Without including any picture, return the complete set of records exactly.

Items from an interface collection
*** Block opens ***

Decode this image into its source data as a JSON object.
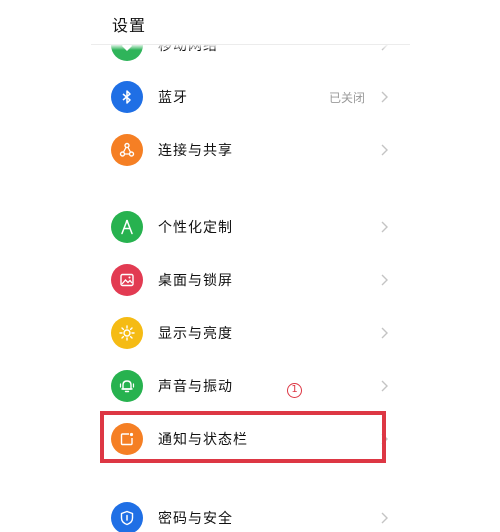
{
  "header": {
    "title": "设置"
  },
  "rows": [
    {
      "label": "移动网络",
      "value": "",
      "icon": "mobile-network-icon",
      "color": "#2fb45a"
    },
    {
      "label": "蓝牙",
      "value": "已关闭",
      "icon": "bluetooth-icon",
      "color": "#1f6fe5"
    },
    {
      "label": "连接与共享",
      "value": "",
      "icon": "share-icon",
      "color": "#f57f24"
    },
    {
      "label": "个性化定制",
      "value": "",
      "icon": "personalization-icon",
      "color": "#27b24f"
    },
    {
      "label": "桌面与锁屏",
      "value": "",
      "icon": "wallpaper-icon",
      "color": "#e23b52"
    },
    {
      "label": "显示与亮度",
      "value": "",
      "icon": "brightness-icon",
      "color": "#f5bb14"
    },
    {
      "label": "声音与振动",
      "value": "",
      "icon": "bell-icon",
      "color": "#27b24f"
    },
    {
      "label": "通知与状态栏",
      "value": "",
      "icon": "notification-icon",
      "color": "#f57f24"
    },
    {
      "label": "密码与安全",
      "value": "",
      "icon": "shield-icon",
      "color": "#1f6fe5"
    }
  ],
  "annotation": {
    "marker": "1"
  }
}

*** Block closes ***

> **Problem solution**:
Decode this image into its source data as a JSON object.
{
  "header": {
    "title": "设置"
  },
  "rows": [
    {
      "label": "移动网络",
      "value": "",
      "icon": "mobile-network-icon",
      "color": "#2fb45a"
    },
    {
      "label": "蓝牙",
      "value": "已关闭",
      "icon": "bluetooth-icon",
      "color": "#1f6fe5"
    },
    {
      "label": "连接与共享",
      "value": "",
      "icon": "share-icon",
      "color": "#f57f24"
    },
    {
      "label": "个性化定制",
      "value": "",
      "icon": "personalization-icon",
      "color": "#27b24f"
    },
    {
      "label": "桌面与锁屏",
      "value": "",
      "icon": "wallpaper-icon",
      "color": "#e23b52"
    },
    {
      "label": "显示与亮度",
      "value": "",
      "icon": "brightness-icon",
      "color": "#f5bb14"
    },
    {
      "label": "声音与振动",
      "value": "",
      "icon": "bell-icon",
      "color": "#27b24f"
    },
    {
      "label": "通知与状态栏",
      "value": "",
      "icon": "notification-icon",
      "color": "#f57f24"
    },
    {
      "label": "密码与安全",
      "value": "",
      "icon": "shield-icon",
      "color": "#1f6fe5"
    }
  ],
  "annotation": {
    "marker": "1"
  }
}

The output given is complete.